◆ WORK INSTRUCTION
Your answer must be an exact copy of all the entries.

Page and application data records:
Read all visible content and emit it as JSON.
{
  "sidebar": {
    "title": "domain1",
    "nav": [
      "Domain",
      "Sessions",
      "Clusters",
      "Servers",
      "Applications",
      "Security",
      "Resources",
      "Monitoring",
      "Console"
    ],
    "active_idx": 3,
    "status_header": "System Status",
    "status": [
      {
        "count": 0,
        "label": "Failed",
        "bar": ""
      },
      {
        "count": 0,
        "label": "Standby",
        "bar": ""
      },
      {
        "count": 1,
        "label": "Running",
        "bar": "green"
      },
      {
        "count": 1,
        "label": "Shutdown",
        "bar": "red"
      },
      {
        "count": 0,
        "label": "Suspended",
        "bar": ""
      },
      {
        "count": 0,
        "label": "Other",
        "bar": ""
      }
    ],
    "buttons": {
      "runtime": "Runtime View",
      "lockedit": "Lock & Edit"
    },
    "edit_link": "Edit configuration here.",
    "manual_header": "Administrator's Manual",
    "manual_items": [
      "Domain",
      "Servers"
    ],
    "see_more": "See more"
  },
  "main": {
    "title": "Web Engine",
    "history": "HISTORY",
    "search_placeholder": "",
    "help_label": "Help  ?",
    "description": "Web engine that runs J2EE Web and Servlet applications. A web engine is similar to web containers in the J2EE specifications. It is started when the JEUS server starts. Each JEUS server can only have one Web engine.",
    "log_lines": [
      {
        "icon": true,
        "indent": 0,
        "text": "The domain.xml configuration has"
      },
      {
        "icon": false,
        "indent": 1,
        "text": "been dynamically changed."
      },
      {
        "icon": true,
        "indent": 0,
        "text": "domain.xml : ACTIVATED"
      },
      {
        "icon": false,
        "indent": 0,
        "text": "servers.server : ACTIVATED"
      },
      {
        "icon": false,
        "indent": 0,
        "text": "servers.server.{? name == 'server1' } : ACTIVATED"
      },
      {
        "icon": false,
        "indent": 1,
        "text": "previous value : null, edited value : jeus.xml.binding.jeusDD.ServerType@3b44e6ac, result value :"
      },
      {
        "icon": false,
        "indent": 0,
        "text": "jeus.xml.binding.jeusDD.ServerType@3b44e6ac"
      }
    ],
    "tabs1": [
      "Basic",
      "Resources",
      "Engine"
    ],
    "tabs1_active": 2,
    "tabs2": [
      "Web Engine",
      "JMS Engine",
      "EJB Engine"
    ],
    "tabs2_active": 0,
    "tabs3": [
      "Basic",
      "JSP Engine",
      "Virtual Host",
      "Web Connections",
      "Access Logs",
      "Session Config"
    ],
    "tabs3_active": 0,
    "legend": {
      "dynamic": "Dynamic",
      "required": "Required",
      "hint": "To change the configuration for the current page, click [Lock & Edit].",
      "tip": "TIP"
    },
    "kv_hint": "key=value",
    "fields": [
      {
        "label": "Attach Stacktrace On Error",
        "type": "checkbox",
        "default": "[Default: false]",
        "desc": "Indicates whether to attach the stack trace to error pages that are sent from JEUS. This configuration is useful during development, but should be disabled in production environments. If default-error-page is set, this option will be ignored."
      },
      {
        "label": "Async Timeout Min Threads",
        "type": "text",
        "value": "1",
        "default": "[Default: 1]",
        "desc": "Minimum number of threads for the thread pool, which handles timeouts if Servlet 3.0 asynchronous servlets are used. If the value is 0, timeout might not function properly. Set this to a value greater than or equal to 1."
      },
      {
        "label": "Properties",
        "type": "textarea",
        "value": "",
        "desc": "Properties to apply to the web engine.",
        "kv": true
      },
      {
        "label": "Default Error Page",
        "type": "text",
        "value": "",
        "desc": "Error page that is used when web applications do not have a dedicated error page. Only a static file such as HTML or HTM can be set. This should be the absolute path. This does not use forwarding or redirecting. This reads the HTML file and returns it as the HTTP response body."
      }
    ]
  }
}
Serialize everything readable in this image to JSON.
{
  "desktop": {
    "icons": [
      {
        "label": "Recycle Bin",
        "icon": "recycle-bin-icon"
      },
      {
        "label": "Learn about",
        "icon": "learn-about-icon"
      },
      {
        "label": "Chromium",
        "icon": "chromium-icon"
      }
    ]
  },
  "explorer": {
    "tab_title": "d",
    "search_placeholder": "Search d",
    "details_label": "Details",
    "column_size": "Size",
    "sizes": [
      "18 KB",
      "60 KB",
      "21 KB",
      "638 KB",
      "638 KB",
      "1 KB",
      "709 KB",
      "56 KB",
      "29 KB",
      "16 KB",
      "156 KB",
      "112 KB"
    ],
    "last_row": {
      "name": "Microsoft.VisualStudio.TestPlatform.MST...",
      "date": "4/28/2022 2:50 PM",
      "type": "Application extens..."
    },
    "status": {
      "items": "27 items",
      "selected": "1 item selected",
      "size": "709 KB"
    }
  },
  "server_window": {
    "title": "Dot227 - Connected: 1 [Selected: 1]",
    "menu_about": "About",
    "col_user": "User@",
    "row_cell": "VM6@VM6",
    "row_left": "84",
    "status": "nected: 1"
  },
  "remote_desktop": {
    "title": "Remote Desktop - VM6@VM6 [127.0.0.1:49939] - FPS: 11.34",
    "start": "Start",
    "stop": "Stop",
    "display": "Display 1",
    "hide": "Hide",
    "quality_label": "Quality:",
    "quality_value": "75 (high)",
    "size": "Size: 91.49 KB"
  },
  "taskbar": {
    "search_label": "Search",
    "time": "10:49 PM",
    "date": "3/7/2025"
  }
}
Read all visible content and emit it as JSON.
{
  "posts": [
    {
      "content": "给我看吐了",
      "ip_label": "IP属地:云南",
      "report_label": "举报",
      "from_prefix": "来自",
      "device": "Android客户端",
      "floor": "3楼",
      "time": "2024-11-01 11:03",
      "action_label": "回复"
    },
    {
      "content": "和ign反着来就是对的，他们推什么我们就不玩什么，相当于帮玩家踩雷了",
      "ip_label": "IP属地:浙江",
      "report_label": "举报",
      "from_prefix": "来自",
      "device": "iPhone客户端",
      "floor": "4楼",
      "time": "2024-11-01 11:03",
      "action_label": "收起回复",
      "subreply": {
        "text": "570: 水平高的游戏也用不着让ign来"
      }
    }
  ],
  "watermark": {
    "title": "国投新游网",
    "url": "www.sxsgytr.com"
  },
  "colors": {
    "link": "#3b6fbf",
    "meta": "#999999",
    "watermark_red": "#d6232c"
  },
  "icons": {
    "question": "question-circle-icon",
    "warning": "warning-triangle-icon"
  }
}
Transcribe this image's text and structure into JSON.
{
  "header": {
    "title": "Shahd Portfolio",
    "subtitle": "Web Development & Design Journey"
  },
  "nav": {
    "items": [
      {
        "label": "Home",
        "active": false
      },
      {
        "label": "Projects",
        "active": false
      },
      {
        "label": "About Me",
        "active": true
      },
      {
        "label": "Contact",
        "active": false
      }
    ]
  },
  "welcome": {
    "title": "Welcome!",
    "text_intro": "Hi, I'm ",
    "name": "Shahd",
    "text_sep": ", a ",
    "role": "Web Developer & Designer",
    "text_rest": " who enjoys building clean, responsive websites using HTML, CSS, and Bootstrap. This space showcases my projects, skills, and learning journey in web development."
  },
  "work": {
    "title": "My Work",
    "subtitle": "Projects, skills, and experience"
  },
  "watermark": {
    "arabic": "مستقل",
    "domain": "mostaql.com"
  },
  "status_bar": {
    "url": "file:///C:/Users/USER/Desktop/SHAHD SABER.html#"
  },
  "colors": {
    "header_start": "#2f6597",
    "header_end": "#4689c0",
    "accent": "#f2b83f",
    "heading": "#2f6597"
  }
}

◆ ANSWER SPACE
Read all visible content and emit it as JSON.
{
  "sidebar": {
    "title": "domain1",
    "nav": [
      "Domain",
      "Sessions",
      "Clusters",
      "Servers",
      "Applications",
      "Security",
      "Resources",
      "Monitoring",
      "Console"
    ],
    "active_idx": 3,
    "status_header": "System Status",
    "status": [
      {
        "count": 0,
        "label": "Failed",
        "bar": ""
      },
      {
        "count": 0,
        "label": "Standby",
        "bar": ""
      },
      {
        "count": 1,
        "label": "Running",
        "bar": "green"
      },
      {
        "count": 1,
        "label": "Shutdown",
        "bar": "red"
      },
      {
        "count": 0,
        "label": "Suspended",
        "bar": ""
      },
      {
        "count": 0,
        "label": "Other",
        "bar": ""
      }
    ],
    "buttons": {
      "runtime": "Runtime View",
      "lockedit": "Lock & Edit"
    },
    "edit_link": "Edit configuration here.",
    "manual_header": "Administrator's Manual",
    "manual_items": [
      "Domain",
      "Servers"
    ],
    "see_more": "See more"
  },
  "main": {
    "title": "Web Engine",
    "history": "HISTORY",
    "search_placeholder": "",
    "help_label": "Help  ?",
    "description": "Web engine that runs J2EE Web and Servlet applications. A web engine is similar to web containers in the J2EE specifications. It is started when the JEUS server starts. Each JEUS server can only have one Web engine.",
    "log_lines": [
      {
        "icon": true,
        "indent": 0,
        "text": "The domain.xml configuration has"
      },
      {
        "icon": false,
        "indent": 1,
        "text": "been dynamically changed."
      },
      {
        "icon": true,
        "indent": 0,
        "text": "domain.xml : ACTIVATED"
      },
      {
        "icon": false,
        "indent": 0,
        "text": "servers.server : ACTIVATED"
      },
      {
        "icon": false,
        "indent": 0,
        "text": "servers.server.{? name == 'server1' } : ACTIVATED"
      },
      {
        "icon": false,
        "indent": 1,
        "text": "previous value : null, edited value : jeus.xml.binding.jeusDD.ServerType@3b44e6ac, result value :"
      },
      {
        "icon": false,
        "indent": 0,
        "text": "jeus.xml.binding.jeusDD.ServerType@3b44e6ac"
      }
    ],
    "tabs1": [
      "Basic",
      "Resources",
      "Engine"
    ],
    "tabs1_active": 2,
    "tabs2": [
      "Web Engine",
      "JMS Engine",
      "EJB Engine"
    ],
    "tabs2_active": 0,
    "tabs3": [
      "Basic",
      "JSP Engine",
      "Virtual Host",
      "Web Connections",
      "Access Logs",
      "Session Config"
    ],
    "tabs3_active": 0,
    "legend": {
      "dynamic": "Dynamic",
      "required": "Required",
      "hint": "To change the configuration for the current page, click [Lock & Edit].",
      "tip": "TIP"
    },
    "kv_hint": "key=value",
    "fields": [
      {
        "label": "Attach Stacktrace On Error",
        "type": "checkbox",
        "default": "[Default: false]",
        "desc": "Indicates whether to attach the stack trace to error pages that are sent from JEUS. This configuration is useful during development, but should be disabled in production environments. If default-error-page is set, this option will be ignored."
      },
      {
        "label": "Async Timeout Min Threads",
        "type": "text",
        "value": "1",
        "default": "[Default: 1]",
        "desc": "Minimum number of threads for the thread pool, which handles timeouts if Servlet 3.0 asynchronous servlets are used. If the value is 0, timeout might not function properly. Set this to a value greater than or equal to 1."
      },
      {
        "label": "Properties",
        "type": "textarea",
        "value": "",
        "desc": "Properties to apply to the web engine.",
        "kv": true
      },
      {
        "label": "Default Error Page",
        "type": "text",
        "value": "",
        "desc": "Error page that is used when web applications do not have a dedicated error page. Only a static file such as HTML or HTM can be set. This should be the absolute path. This does not use forwarding or redirecting. This reads the HTML file and returns it as the HTTP response body."
      }
    ]
  }
}
Serialize everything readable in this image to JSON.
{
  "desktop": {
    "icons": [
      {
        "label": "Recycle Bin",
        "icon": "recycle-bin-icon"
      },
      {
        "label": "Learn about",
        "icon": "learn-about-icon"
      },
      {
        "label": "Chromium",
        "icon": "chromium-icon"
      }
    ]
  },
  "explorer": {
    "tab_title": "d",
    "search_placeholder": "Search d",
    "details_label": "Details",
    "column_size": "Size",
    "sizes": [
      "18 KB",
      "60 KB",
      "21 KB",
      "638 KB",
      "638 KB",
      "1 KB",
      "709 KB",
      "56 KB",
      "29 KB",
      "16 KB",
      "156 KB",
      "112 KB"
    ],
    "last_row": {
      "name": "Microsoft.VisualStudio.TestPlatform.MST...",
      "date": "4/28/2022 2:50 PM",
      "type": "Application extens..."
    },
    "status": {
      "items": "27 items",
      "selected": "1 item selected",
      "size": "709 KB"
    }
  },
  "server_window": {
    "title": "Dot227 - Connected: 1 [Selected: 1]",
    "menu_about": "About",
    "col_user": "User@",
    "row_cell": "VM6@VM6",
    "row_left": "84",
    "status": "nected: 1"
  },
  "remote_desktop": {
    "title": "Remote Desktop - VM6@VM6 [127.0.0.1:49939] - FPS: 11.34",
    "start": "Start",
    "stop": "Stop",
    "display": "Display 1",
    "hide": "Hide",
    "quality_label": "Quality:",
    "quality_value": "75 (high)",
    "size": "Size: 91.49 KB"
  },
  "taskbar": {
    "search_label": "Search",
    "time": "10:49 PM",
    "date": "3/7/2025"
  }
}
Read all visible content and emit it as JSON.
{
  "posts": [
    {
      "content": "给我看吐了",
      "ip_label": "IP属地:云南",
      "report_label": "举报",
      "from_prefix": "来自",
      "device": "Android客户端",
      "floor": "3楼",
      "time": "2024-11-01 11:03",
      "action_label": "回复"
    },
    {
      "content": "和ign反着来就是对的，他们推什么我们就不玩什么，相当于帮玩家踩雷了",
      "ip_label": "IP属地:浙江",
      "report_label": "举报",
      "from_prefix": "来自",
      "device": "iPhone客户端",
      "floor": "4楼",
      "time": "2024-11-01 11:03",
      "action_label": "收起回复",
      "subreply": {
        "text": "570: 水平高的游戏也用不着让ign来"
      }
    }
  ],
  "watermark": {
    "title": "国投新游网",
    "url": "www.sxsgytr.com"
  },
  "colors": {
    "link": "#3b6fbf",
    "meta": "#999999",
    "watermark_red": "#d6232c"
  },
  "icons": {
    "question": "question-circle-icon",
    "warning": "warning-triangle-icon"
  }
}
Transcribe this image's text and structure into JSON.
{
  "header": {
    "title": "Shahd Portfolio",
    "subtitle": "Web Development & Design Journey"
  },
  "nav": {
    "items": [
      {
        "label": "Home",
        "active": false
      },
      {
        "label": "Projects",
        "active": false
      },
      {
        "label": "About Me",
        "active": true
      },
      {
        "label": "Contact",
        "active": false
      }
    ]
  },
  "welcome": {
    "title": "Welcome!",
    "text_intro": "Hi, I'm ",
    "name": "Shahd",
    "text_sep": ", a ",
    "role": "Web Developer & Designer",
    "text_rest": " who enjoys building clean, responsive websites using HTML, CSS, and Bootstrap. This space showcases my projects, skills, and learning journey in web development."
  },
  "work": {
    "title": "My Work",
    "subtitle": "Projects, skills, and experience"
  },
  "watermark": {
    "arabic": "مستقل",
    "domain": "mostaql.com"
  },
  "status_bar": {
    "url": "file:///C:/Users/USER/Desktop/SHAHD SABER.html#"
  },
  "colors": {
    "header_start": "#2f6597",
    "header_end": "#4689c0",
    "accent": "#f2b83f",
    "heading": "#2f6597"
  }
}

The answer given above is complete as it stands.